Lancashire 278 and 144 for 2 (Khawaja 69*) trail Yorkshire 610 for 6 dec. (Lyth 251, Rashid 159*) by 188 runs

The third day's play in the Roses match was not designed to silence the Old Trafford malcontents. With Yorkshire registering the highest total in Roses history and Adam Lyth failing by one run to equal Yorkshire's highest score in Roses history, how could it?

The indefatigable Lyth also helped Adil Rashid set a new Yorkshire record for the sixth-wicket, the pair's 296-run stand beating the mark set by Maurice Leyland and Emmott Robinson at Swansea in 1926. And it seemed that when a statistic involving the legendary Robinson was eclipsed, a torch was passed from a distant generation to the current vintage.

Lyth and Rashid, of course, may hardly have heard of Leyland or Robinson, but the applause of the many visiting spectators at Old Trafford when the new record was established revealed a pleasing awareness of their county's history. Such knowledge was not generally shared: Lancashire's public address announcer marked the occasion by announcing that one car was blocking another.

For his part, Lyth very deliberately acknowledged the standing ovation he received from all parts of Old Trafford as he made his way back to the changing room after his innings of 251 that once again demanded England debate.

For all their internecine squabbles, there remains a degree of shared purpose between Yorkshire's players and supporters, a sense of "uz", if you wish, which is partly explored in very much more general terms in the two sonnets Them and [Uz] written by the Leeds poet Tony Harrison.

Perhaps it is that sense of identification with the players that Lancashire fans believe is endangered by the redevelopment of Old Trafford.
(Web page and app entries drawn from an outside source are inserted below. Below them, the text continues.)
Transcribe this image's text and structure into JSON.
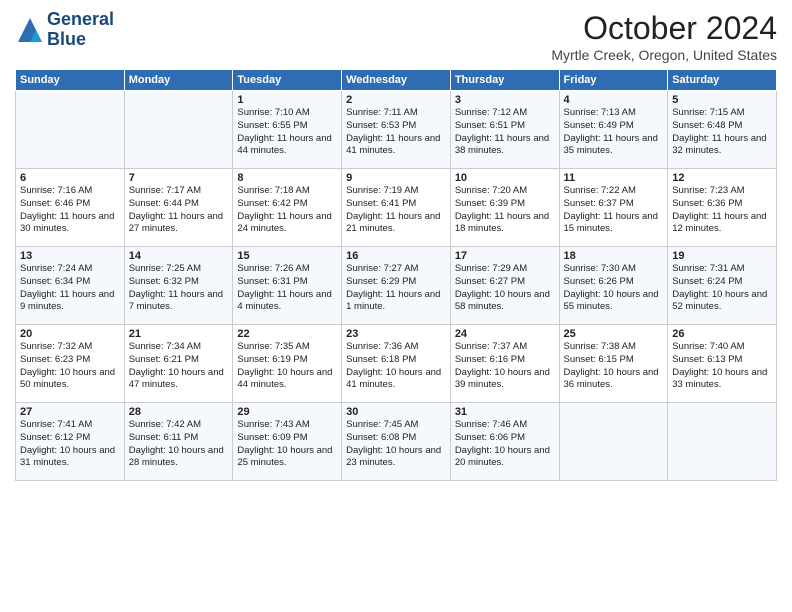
{
  "header": {
    "logo_line1": "General",
    "logo_line2": "Blue",
    "month": "October 2024",
    "location": "Myrtle Creek, Oregon, United States"
  },
  "days_of_week": [
    "Sunday",
    "Monday",
    "Tuesday",
    "Wednesday",
    "Thursday",
    "Friday",
    "Saturday"
  ],
  "weeks": [
    [
      {
        "day": "",
        "content": ""
      },
      {
        "day": "",
        "content": ""
      },
      {
        "day": "1",
        "content": "Sunrise: 7:10 AM\nSunset: 6:55 PM\nDaylight: 11 hours\nand 44 minutes."
      },
      {
        "day": "2",
        "content": "Sunrise: 7:11 AM\nSunset: 6:53 PM\nDaylight: 11 hours\nand 41 minutes."
      },
      {
        "day": "3",
        "content": "Sunrise: 7:12 AM\nSunset: 6:51 PM\nDaylight: 11 hours\nand 38 minutes."
      },
      {
        "day": "4",
        "content": "Sunrise: 7:13 AM\nSunset: 6:49 PM\nDaylight: 11 hours\nand 35 minutes."
      },
      {
        "day": "5",
        "content": "Sunrise: 7:15 AM\nSunset: 6:48 PM\nDaylight: 11 hours\nand 32 minutes."
      }
    ],
    [
      {
        "day": "6",
        "content": "Sunrise: 7:16 AM\nSunset: 6:46 PM\nDaylight: 11 hours\nand 30 minutes."
      },
      {
        "day": "7",
        "content": "Sunrise: 7:17 AM\nSunset: 6:44 PM\nDaylight: 11 hours\nand 27 minutes."
      },
      {
        "day": "8",
        "content": "Sunrise: 7:18 AM\nSunset: 6:42 PM\nDaylight: 11 hours\nand 24 minutes."
      },
      {
        "day": "9",
        "content": "Sunrise: 7:19 AM\nSunset: 6:41 PM\nDaylight: 11 hours\nand 21 minutes."
      },
      {
        "day": "10",
        "content": "Sunrise: 7:20 AM\nSunset: 6:39 PM\nDaylight: 11 hours\nand 18 minutes."
      },
      {
        "day": "11",
        "content": "Sunrise: 7:22 AM\nSunset: 6:37 PM\nDaylight: 11 hours\nand 15 minutes."
      },
      {
        "day": "12",
        "content": "Sunrise: 7:23 AM\nSunset: 6:36 PM\nDaylight: 11 hours\nand 12 minutes."
      }
    ],
    [
      {
        "day": "13",
        "content": "Sunrise: 7:24 AM\nSunset: 6:34 PM\nDaylight: 11 hours\nand 9 minutes."
      },
      {
        "day": "14",
        "content": "Sunrise: 7:25 AM\nSunset: 6:32 PM\nDaylight: 11 hours\nand 7 minutes."
      },
      {
        "day": "15",
        "content": "Sunrise: 7:26 AM\nSunset: 6:31 PM\nDaylight: 11 hours\nand 4 minutes."
      },
      {
        "day": "16",
        "content": "Sunrise: 7:27 AM\nSunset: 6:29 PM\nDaylight: 11 hours\nand 1 minute."
      },
      {
        "day": "17",
        "content": "Sunrise: 7:29 AM\nSunset: 6:27 PM\nDaylight: 10 hours\nand 58 minutes."
      },
      {
        "day": "18",
        "content": "Sunrise: 7:30 AM\nSunset: 6:26 PM\nDaylight: 10 hours\nand 55 minutes."
      },
      {
        "day": "19",
        "content": "Sunrise: 7:31 AM\nSunset: 6:24 PM\nDaylight: 10 hours\nand 52 minutes."
      }
    ],
    [
      {
        "day": "20",
        "content": "Sunrise: 7:32 AM\nSunset: 6:23 PM\nDaylight: 10 hours\nand 50 minutes."
      },
      {
        "day": "21",
        "content": "Sunrise: 7:34 AM\nSunset: 6:21 PM\nDaylight: 10 hours\nand 47 minutes."
      },
      {
        "day": "22",
        "content": "Sunrise: 7:35 AM\nSunset: 6:19 PM\nDaylight: 10 hours\nand 44 minutes."
      },
      {
        "day": "23",
        "content": "Sunrise: 7:36 AM\nSunset: 6:18 PM\nDaylight: 10 hours\nand 41 minutes."
      },
      {
        "day": "24",
        "content": "Sunrise: 7:37 AM\nSunset: 6:16 PM\nDaylight: 10 hours\nand 39 minutes."
      },
      {
        "day": "25",
        "content": "Sunrise: 7:38 AM\nSunset: 6:15 PM\nDaylight: 10 hours\nand 36 minutes."
      },
      {
        "day": "26",
        "content": "Sunrise: 7:40 AM\nSunset: 6:13 PM\nDaylight: 10 hours\nand 33 minutes."
      }
    ],
    [
      {
        "day": "27",
        "content": "Sunrise: 7:41 AM\nSunset: 6:12 PM\nDaylight: 10 hours\nand 31 minutes."
      },
      {
        "day": "28",
        "content": "Sunrise: 7:42 AM\nSunset: 6:11 PM\nDaylight: 10 hours\nand 28 minutes."
      },
      {
        "day": "29",
        "content": "Sunrise: 7:43 AM\nSunset: 6:09 PM\nDaylight: 10 hours\nand 25 minutes."
      },
      {
        "day": "30",
        "content": "Sunrise: 7:45 AM\nSunset: 6:08 PM\nDaylight: 10 hours\nand 23 minutes."
      },
      {
        "day": "31",
        "content": "Sunrise: 7:46 AM\nSunset: 6:06 PM\nDaylight: 10 hours\nand 20 minutes."
      },
      {
        "day": "",
        "content": ""
      },
      {
        "day": "",
        "content": ""
      }
    ]
  ]
}
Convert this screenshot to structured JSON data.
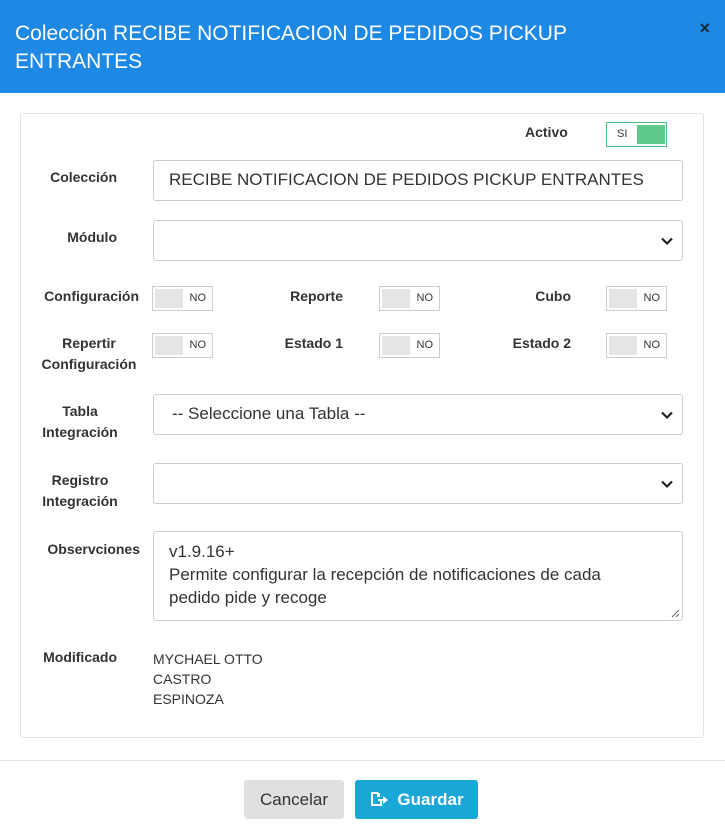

More prosaically, of course, they just want the team to play better cricket and maybe they detect strong links between events on and off the field.

At least late resistance from Paul Horton, Usman Khawaja and Ashwell Prince gave Lancashire supporters some hope that they may rescue a precious draw on the final afternoon of a match which has been dominated by the White Rose.

But unease remained. When Old Trafford was redeveloped a couple of seasons ago it was decided that the players would no longer use the pavilion but would instead change in a plush new facility at what is now the Statham End of the ground.

There were sound reasons behind the decision but the fact that cricketers no longer need the building where members sit may almost be seen to symbolise the perceived divide between Lancashire's establishment and the folk who pay their subs to support the club in the hope of seeing the team do well.

Instead, the first session and a half saw Yorkshire extend their first innings lead to 332, the second-highest they have enjoyed against their keenest rivals. Lyth took his overnight 182 not out to a career-best 251, a mere single shy of Darren Lehmann's individual Roses record, when he drove Steven Parry to Simon Kerrigan at mid-on, thus giving Lancashire their solitary bowling success of the day.

The first half of this day was tough going for Lancashire's attack. Glen Chapple's bowlers were condemned to the roles of extras in a drama where the leading roles were taken by actors from another company. Thus, it was seen as almost a triumph when a maiden was sent down.

Nor were Lancastrian torments ended with the dismissal of Lyth. Rashid and Richard Pyrah added another 33 with Rashid making 159 not out, his second Championship century of the season. Wristy, quick on his feet and pleasingly incapable of letting the bowlers settle, he reinforced his reputation as a talent of which more may be expected.

But by 2.46pm Andrew Gale had seen enough and he called the batsmen in. Yorkshire's total was the highest by either side in a Roses match, another record on a day replete with them.

Needing to bat for near as damnit a day and a half to secure the draw that would buoy their hopes of avoiding relegation and deny Yorkshire the win that might take them yet closer to the title, Glen Chapple's batsmen began poorly when Luis Reece lost his off stump to a good ball from Ryan Sidebottom in the seventh over.

But Paul Horton and Usman Khawaja then produced some most resolute batting to add 81 in 21 overs before Rashid caught and bowled Horton when he had made 49, the ball catching the leading edge and the spinner diving to his right for the snare.

But there were no more breakthroughs for Yorkshire. Unlike other innings, this summer Lancashire's batting did not disintegrate like the delicate pastry in a perfectly baked Eccles cake. Ashwell Prince, feisty to the last, passed a thousand Championship runs in making 18 not out while Khawaja produced his most technically satisfying innings since his arrival in June and finished 69 not out.

The dismissed Lancashire openers agree that the pitch is still "an Old Trafford slab" and Rashid will be a key man on the last day. As will Adam Lyth with his offspin, perhaps. Well it's about time that Yorkshire pair made some contribution to this engrossing Roses match.